Aarna   Maa, maybe you want to sit down and solve the problems? I know she took you colour pencils but my teacher says we should never fight. 

Aditi   Is that what you’ve told her? I stole your colour pencils? Colours?

Neetu  (in a stern but hushed tone) Just leave, Aditi. 

Aditi   I won’t. I won’t, until you hear what I’ve been through.

Neetu   I said, I do not want to hear what you have to say. I waited then. Now you wait for me. 

(Lights dim. NEETU exits and re-enters with a box in her hand. She hands it to ADITI.)

Aditi   (opens the lid) Is this… Oh my… 

Neetu   I needed to get rid of it. Aarna kept looking through them. 

Aarna   Maa, don’t give all of them away. She was so pretty. Even you look through them sometimes, (at a faster pace) sorry, don’t yell at me again. What if she doesn’t come back, then how will I see?

Aditi   I will keep it, Aarna. After all, it’s the only thing (while looking at NEETU) you have given me, even if not with love. I know you hate me, di, for whatever I have done but I can explain. You have not given me a chance to tell you and therefore, I will not. I will go. I will let you live in peace, if that helps. Bye di, bye Aarna. 

(ADITI sobs. NEETU looks away. AARNA tries to hold ADITI’s hand. ADITI exits.)

Scene 4.

ADITI stands in the centre stage. Blue lights focus on her.

I was told my whole life that at some point happiness will come to me, but no one told me that it will fly away soon, too soon. It’s like the rainbow coming before the storm. He came into my life but he left too. I finally met di after so long and… and she too chose not to hear me. The storm never seems to stop. I’m getting drenched, with no one to offer me an umbrella. Why? Even the dog down the street gets food every day, (points with her finger to the right) even the crippled flautist at the station gets money for his treatment (points with her finger to the left). Then why, why is it like that? 

(drops her bag on the ground)

It wasn’t my fault I chose to gamble the money, it was his and all I got was the label of the black sheep. My love for him just got me into abandonment? Anyways, he was just someone who barely knew me for 3 years. But di, di has known me my whole life and still… she… When I needed love and consolation, all I got were closed doors? Doesn’t di understand my point of view?


She thinks it’s like one of those fun times when she puts the water in the dough. She would blame me when I had absolutely nothing to do with it. I wasn’t the one who put water, it was her. But you know something, I took the blame. It was just our mischief but this, this isn’t a game.

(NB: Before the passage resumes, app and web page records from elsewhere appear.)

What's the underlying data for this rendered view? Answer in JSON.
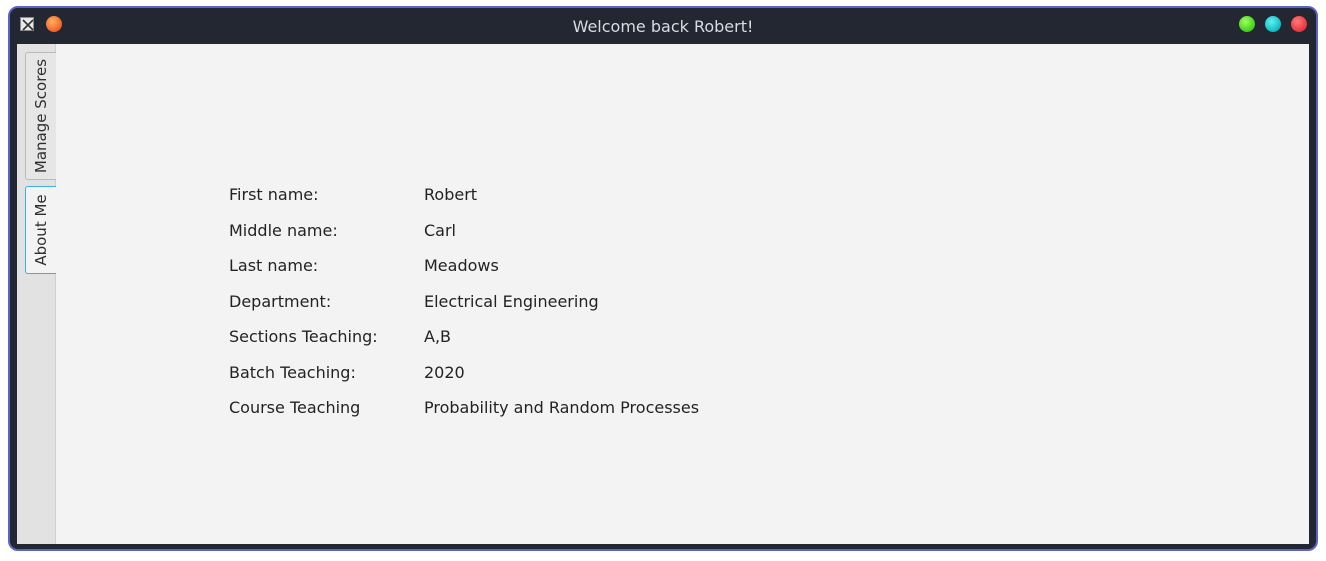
{
  "window": {
    "title": "Welcome back Robert!"
  },
  "tabs": [
    {
      "label": "Manage Scores",
      "active": false
    },
    {
      "label": "About Me",
      "active": true
    }
  ],
  "profile": {
    "rows": [
      {
        "label": "First name:",
        "value": "Robert"
      },
      {
        "label": "Middle name:",
        "value": "Carl"
      },
      {
        "label": "Last name:",
        "value": "Meadows"
      },
      {
        "label": "Department:",
        "value": "Electrical Engineering"
      },
      {
        "label": "Sections Teaching:",
        "value": "A,B"
      },
      {
        "label": "Batch Teaching:",
        "value": "2020"
      },
      {
        "label": "Course Teaching",
        "value": "Probability and Random Processes"
      }
    ]
  },
  "icons": {
    "app": "x11-app-icon",
    "menu_orb": "window-menu-orb-icon",
    "minimize": "minimize-icon",
    "maximize": "maximize-icon",
    "close": "close-icon"
  },
  "colors": {
    "titlebar": "#232731",
    "frame_border": "#5b63c9",
    "client_background": "#f3f3f3",
    "active_tab_border": "#3daee9",
    "minimize": "#3fce1d",
    "maximize": "#10b9c3",
    "close": "#e8333c"
  }
}
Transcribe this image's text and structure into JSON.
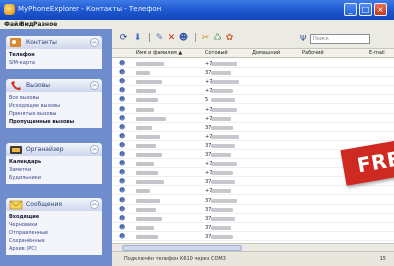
{
  "window": {
    "title": "MyPhoneExplorer - Контакты - Телефон"
  },
  "menu": [
    "Файл",
    "Вид",
    "Разное"
  ],
  "sidebar": {
    "groups": [
      {
        "title": "Контакты",
        "items": [
          {
            "label": "Телефон",
            "bold": true
          },
          {
            "label": "SIM-карта",
            "bold": false
          }
        ]
      },
      {
        "title": "Вызовы",
        "items": [
          {
            "label": "Все вызовы",
            "bold": false
          },
          {
            "label": "Исходящие вызовы",
            "bold": false
          },
          {
            "label": "Принятые вызовы",
            "bold": false
          },
          {
            "label": "Пропущенные вызовы",
            "bold": true
          }
        ]
      },
      {
        "title": "Органайзер",
        "items": [
          {
            "label": "Календарь",
            "bold": true
          },
          {
            "label": "Заметки",
            "bold": false
          },
          {
            "label": "Будильники",
            "bold": false
          }
        ]
      },
      {
        "title": "Сообщения",
        "items": [
          {
            "label": "Входящие",
            "bold": true
          },
          {
            "label": "Черновики",
            "bold": false
          },
          {
            "label": "Отправленные",
            "bold": false
          },
          {
            "label": "Сохранённые",
            "bold": false
          },
          {
            "label": "Архив (PC)",
            "bold": false
          }
        ]
      }
    ]
  },
  "search": {
    "placeholder": "Поиск"
  },
  "grid": {
    "columns": [
      "Имя и фамилия",
      "Сотовый",
      "Домашний",
      "Рабочий",
      "E-mail"
    ],
    "sort_indicator": "▲",
    "rows": [
      {
        "phone": "+7"
      },
      {
        "phone": "37"
      },
      {
        "phone": "+7"
      },
      {
        "phone": "+7"
      },
      {
        "phone": "5"
      },
      {
        "phone": "+7"
      },
      {
        "phone": "+7"
      },
      {
        "phone": "37"
      },
      {
        "phone": "+7"
      },
      {
        "phone": "37"
      },
      {
        "phone": "37"
      },
      {
        "phone": "+7"
      },
      {
        "phone": "+7"
      },
      {
        "phone": "37"
      },
      {
        "phone": "+7"
      },
      {
        "phone": "37"
      },
      {
        "phone": "37"
      },
      {
        "phone": "37"
      },
      {
        "phone": "37"
      },
      {
        "phone": "37"
      }
    ]
  },
  "status": {
    "connection": "Подключён телефон K610 через COM3",
    "count": "15"
  },
  "banner": {
    "text": "FREE"
  }
}
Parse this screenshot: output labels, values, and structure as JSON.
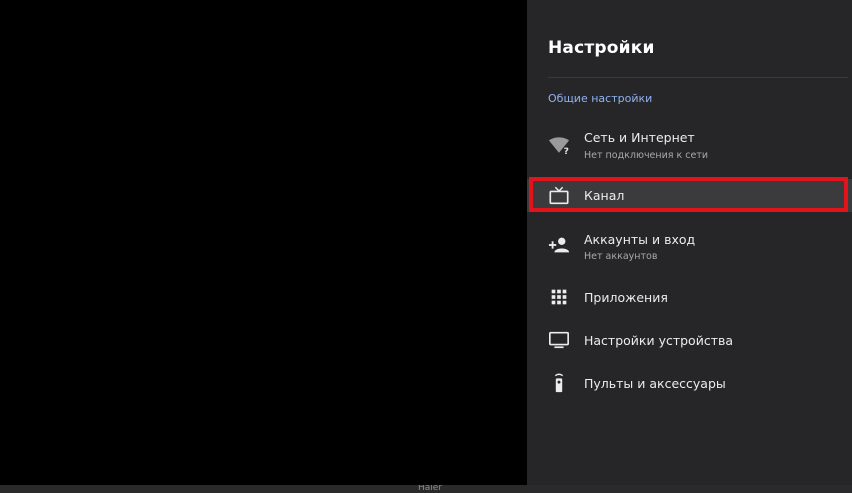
{
  "settings": {
    "title": "Настройки",
    "section_header": "Общие настройки",
    "items": [
      {
        "icon": "wifi-question-icon",
        "label": "Сеть и Интернет",
        "sublabel": "Нет подключения к сети"
      },
      {
        "icon": "tv-icon",
        "label": "Канал",
        "sublabel": ""
      },
      {
        "icon": "add-person-icon",
        "label": "Аккаунты и вход",
        "sublabel": "Нет аккаунтов"
      },
      {
        "icon": "apps-grid-icon",
        "label": "Приложения",
        "sublabel": ""
      },
      {
        "icon": "monitor-icon",
        "label": "Настройки устройства",
        "sublabel": ""
      },
      {
        "icon": "remote-icon",
        "label": "Пульты и аксессуары",
        "sublabel": ""
      }
    ],
    "selected_index": 1
  },
  "footer": {
    "brand": "Haier"
  },
  "colors": {
    "panel_bg": "#262628",
    "section_header": "#8fb3f2",
    "highlight": "#e0141a"
  }
}
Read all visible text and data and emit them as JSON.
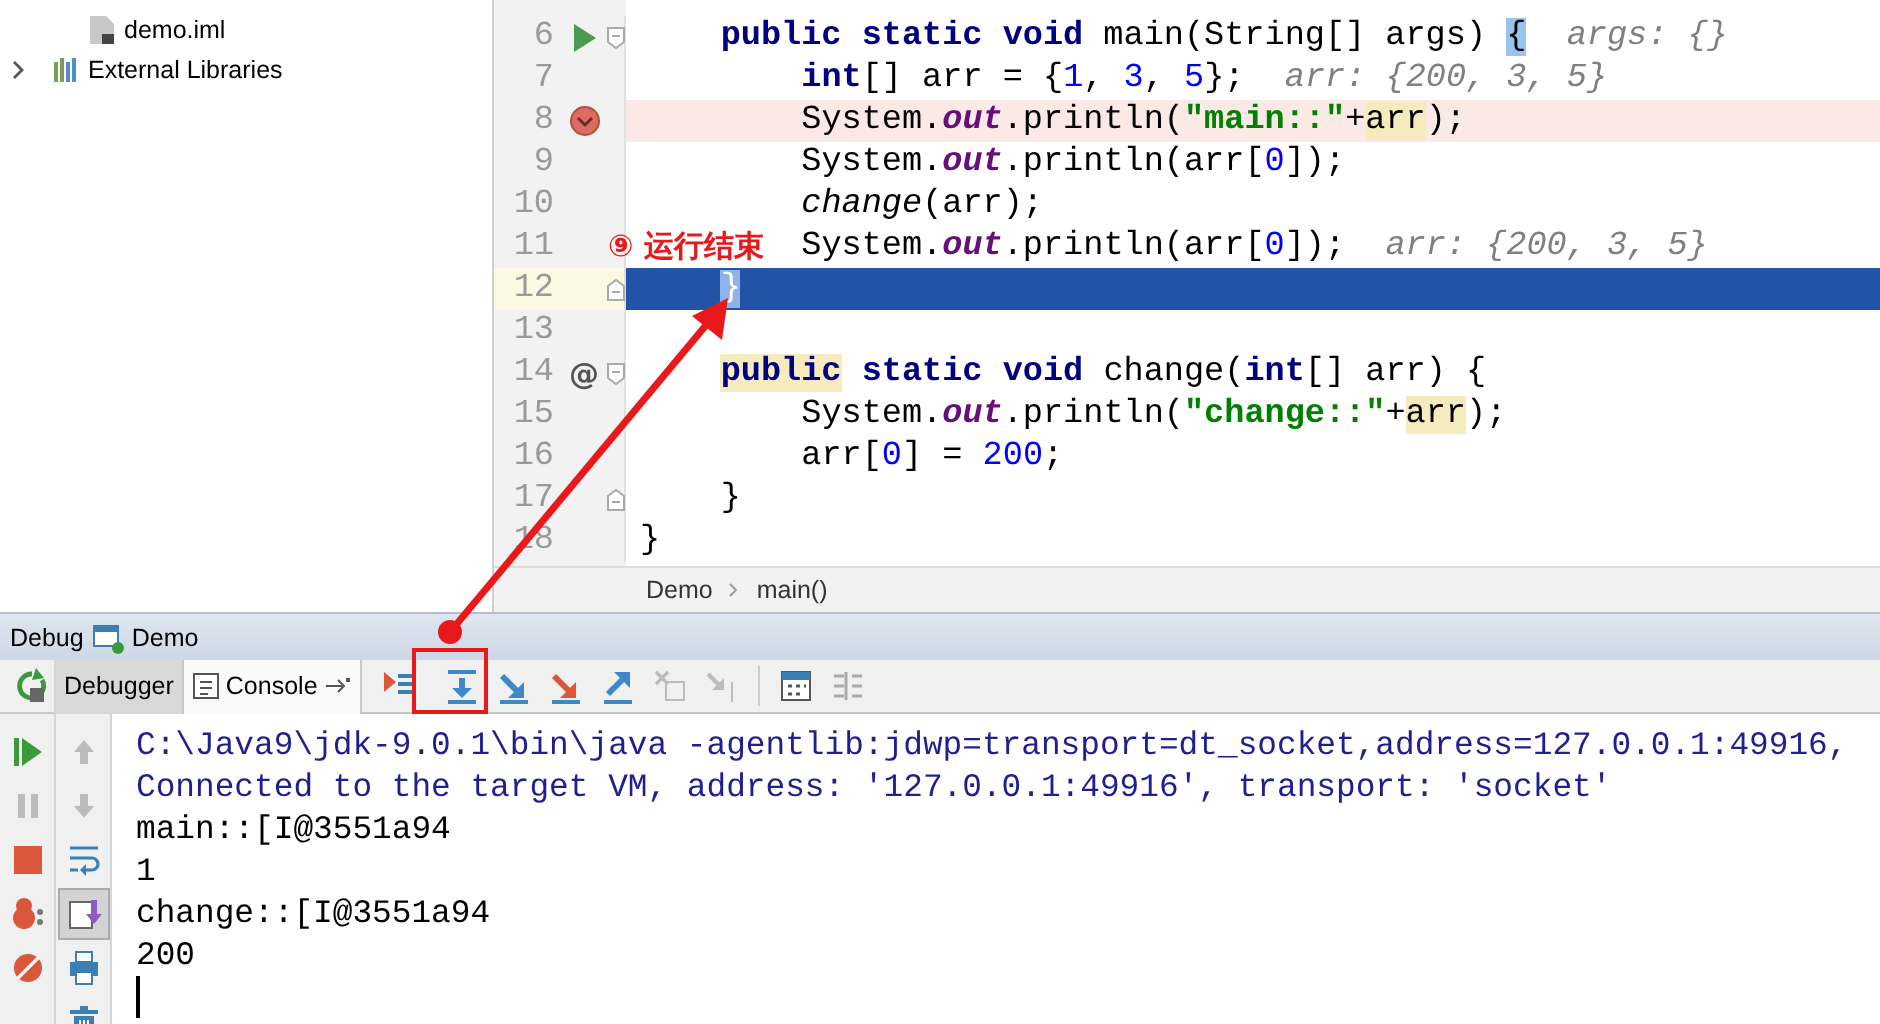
{
  "project_tree": {
    "items": [
      {
        "label": "demo.iml",
        "kind": "file"
      },
      {
        "label": "External Libraries",
        "kind": "library",
        "expanded": false
      }
    ]
  },
  "editor": {
    "lines": [
      {
        "number": "6",
        "runnable": true,
        "breakpoint": false,
        "fold_start": true,
        "fold_end": false,
        "current": false,
        "tokens": [
          {
            "text": "    public ",
            "kind": "keyword"
          },
          {
            "text": "static ",
            "kind": "keyword"
          },
          {
            "text": "void",
            "kind": "keyword"
          },
          {
            "text": " main(String[] args) ",
            "kind": "plain"
          },
          {
            "text": "{",
            "kind": "brace_match"
          },
          {
            "text": "  args: {}",
            "kind": "hint"
          }
        ]
      },
      {
        "number": "7",
        "runnable": false,
        "breakpoint": false,
        "fold_start": false,
        "fold_end": false,
        "current": false,
        "tokens": [
          {
            "text": "        int",
            "kind": "keyword"
          },
          {
            "text": "[] arr = {",
            "kind": "plain"
          },
          {
            "text": "1",
            "kind": "number"
          },
          {
            "text": ", ",
            "kind": "plain"
          },
          {
            "text": "3",
            "kind": "number"
          },
          {
            "text": ", ",
            "kind": "plain"
          },
          {
            "text": "5",
            "kind": "number"
          },
          {
            "text": "};",
            "kind": "plain"
          },
          {
            "text": "  arr: {200, 3, 5}",
            "kind": "hint"
          }
        ]
      },
      {
        "number": "8",
        "runnable": false,
        "breakpoint": true,
        "fold_start": false,
        "fold_end": false,
        "current": false,
        "tokens": [
          {
            "text": "        System.",
            "kind": "plain"
          },
          {
            "text": "out",
            "kind": "field"
          },
          {
            "text": ".println(",
            "kind": "plain"
          },
          {
            "text": "\"main::\"",
            "kind": "string"
          },
          {
            "text": "+",
            "kind": "plain"
          },
          {
            "text": "arr",
            "kind": "usage"
          },
          {
            "text": ");",
            "kind": "plain"
          }
        ]
      },
      {
        "number": "9",
        "runnable": false,
        "breakpoint": false,
        "fold_start": false,
        "fold_end": false,
        "current": false,
        "tokens": [
          {
            "text": "        System.",
            "kind": "plain"
          },
          {
            "text": "out",
            "kind": "field"
          },
          {
            "text": ".println(arr[",
            "kind": "plain"
          },
          {
            "text": "0",
            "kind": "number"
          },
          {
            "text": "]);",
            "kind": "plain"
          }
        ]
      },
      {
        "number": "10",
        "runnable": false,
        "breakpoint": false,
        "fold_start": false,
        "fold_end": false,
        "current": false,
        "tokens": [
          {
            "text": "        change",
            "kind": "call"
          },
          {
            "text": "(arr);",
            "kind": "plain"
          }
        ]
      },
      {
        "number": "11",
        "runnable": false,
        "breakpoint": false,
        "fold_start": false,
        "fold_end": false,
        "current": false,
        "tokens": [
          {
            "text": "        System.",
            "kind": "plain"
          },
          {
            "text": "out",
            "kind": "field"
          },
          {
            "text": ".println(arr[",
            "kind": "plain"
          },
          {
            "text": "0",
            "kind": "number"
          },
          {
            "text": "]);",
            "kind": "plain"
          },
          {
            "text": "  arr: {200, 3, 5}",
            "kind": "hint"
          }
        ]
      },
      {
        "number": "12",
        "runnable": false,
        "breakpoint": false,
        "fold_start": false,
        "fold_end": true,
        "current": true,
        "tokens": [
          {
            "text": "    }",
            "kind": "brace_match"
          }
        ]
      },
      {
        "number": "13",
        "runnable": false,
        "breakpoint": false,
        "fold_start": false,
        "fold_end": false,
        "current": false
      },
      {
        "number": "14",
        "gutter_mark": "@",
        "runnable": false,
        "breakpoint": false,
        "fold_start": true,
        "fold_end": false,
        "current": false,
        "tokens": [
          {
            "text": "    public",
            "kind": "keyword_usage"
          },
          {
            "text": " static ",
            "kind": "keyword"
          },
          {
            "text": "void",
            "kind": "keyword"
          },
          {
            "text": " change(",
            "kind": "plain"
          },
          {
            "text": "int",
            "kind": "keyword"
          },
          {
            "text": "[] arr) {",
            "kind": "plain"
          }
        ]
      },
      {
        "number": "15",
        "runnable": false,
        "breakpoint": false,
        "fold_start": false,
        "fold_end": false,
        "current": false,
        "tokens": [
          {
            "text": "        System.",
            "kind": "plain"
          },
          {
            "text": "out",
            "kind": "field"
          },
          {
            "text": ".println(",
            "kind": "plain"
          },
          {
            "text": "\"change::\"",
            "kind": "string"
          },
          {
            "text": "+",
            "kind": "plain"
          },
          {
            "text": "arr",
            "kind": "usage"
          },
          {
            "text": ");",
            "kind": "plain"
          }
        ]
      },
      {
        "number": "16",
        "runnable": false,
        "breakpoint": false,
        "fold_start": false,
        "fold_end": false,
        "current": false,
        "tokens": [
          {
            "text": "        arr[",
            "kind": "plain"
          },
          {
            "text": "0",
            "kind": "number"
          },
          {
            "text": "] = ",
            "kind": "plain"
          },
          {
            "text": "200",
            "kind": "number"
          },
          {
            "text": ";",
            "kind": "plain"
          }
        ]
      },
      {
        "number": "17",
        "runnable": false,
        "breakpoint": false,
        "fold_start": false,
        "fold_end": true,
        "current": false,
        "tokens": [
          {
            "text": "    }",
            "kind": "plain"
          }
        ]
      },
      {
        "number": "18",
        "runnable": false,
        "breakpoint": false,
        "fold_start": false,
        "fold_end": false,
        "current": false,
        "tokens": [
          {
            "text": "}",
            "kind": "plain"
          }
        ]
      }
    ],
    "breadcrumbs": [
      "Demo",
      "main()"
    ]
  },
  "annotation": {
    "label": "⑨ 运行结束"
  },
  "debug": {
    "title": "Debug",
    "config": "Demo",
    "tabs": [
      {
        "label": "Debugger",
        "selected": false
      },
      {
        "label": "Console",
        "selected": true
      }
    ],
    "scroll_to_end": {
      "on": true
    },
    "console": [
      {
        "text": "C:\\Java9\\jdk-9.0.1\\bin\\java -agentlib:jdwp=transport=dt_socket,address=127.0.0.1:49916,",
        "kind": "system"
      },
      {
        "text": "Connected to the target VM, address: '127.0.0.1:49916', transport: 'socket'",
        "kind": "system"
      },
      {
        "text": "main::[I@3551a94",
        "kind": "output"
      },
      {
        "text": "1",
        "kind": "output"
      },
      {
        "text": "change::[I@3551a94",
        "kind": "output"
      },
      {
        "text": "200",
        "kind": "output"
      }
    ]
  }
}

Doesn’t she get that this is not fun and blaming me isn’t going to help her? 


And that time, when I got locked in the toilet, I never locked the toilet doors for another 2 months. But she, she was happy the men did not ask for any money, not because I was safe and sound. They laughed at me. I guess it was fine, now that I think about it, that incident was quite hilarious. But, but she would lock the door from the outside then. I cried but Mother never scolded her, saying it was just fun. Closed doors are never nice, you know. They never are. 

(picks up her bag  and carries it)

She only said that money isn’t everything. It’s about love. That apne toh apne hote hai. Then why, why did she shun me, ha? Because I lost all her money? If money is all that she cared about, then why did she even give it to me? 


(caresses the box of photographs)

Maybe because she loved me. Maybe because like me, too, she had wished for my success. Maybe she is disappointed in my failure. Maybe… she just cared about her own money after all. Di doesn’t want me anymore. I tried. I tried to convince her to forgive me, to let us be together again but she chose not to.

I get rejected by my very own sister, adored by Aarna but get separated from her, left by my husband, not enough money to pay bills… 

It’s like the colours from the rainbow fading, slowly… 

(ADITI exits.)


Anuja Dhoot (Class of 2026) is an aspiring writer who enjoys experimenting with new forms. Her passion lies in crafting work rooted in realism, where she skillfully expresses her thoughts and personal identity. She warmly welcomes you to join her on this literary adventure, hoping you’ll enjoy the read ahead.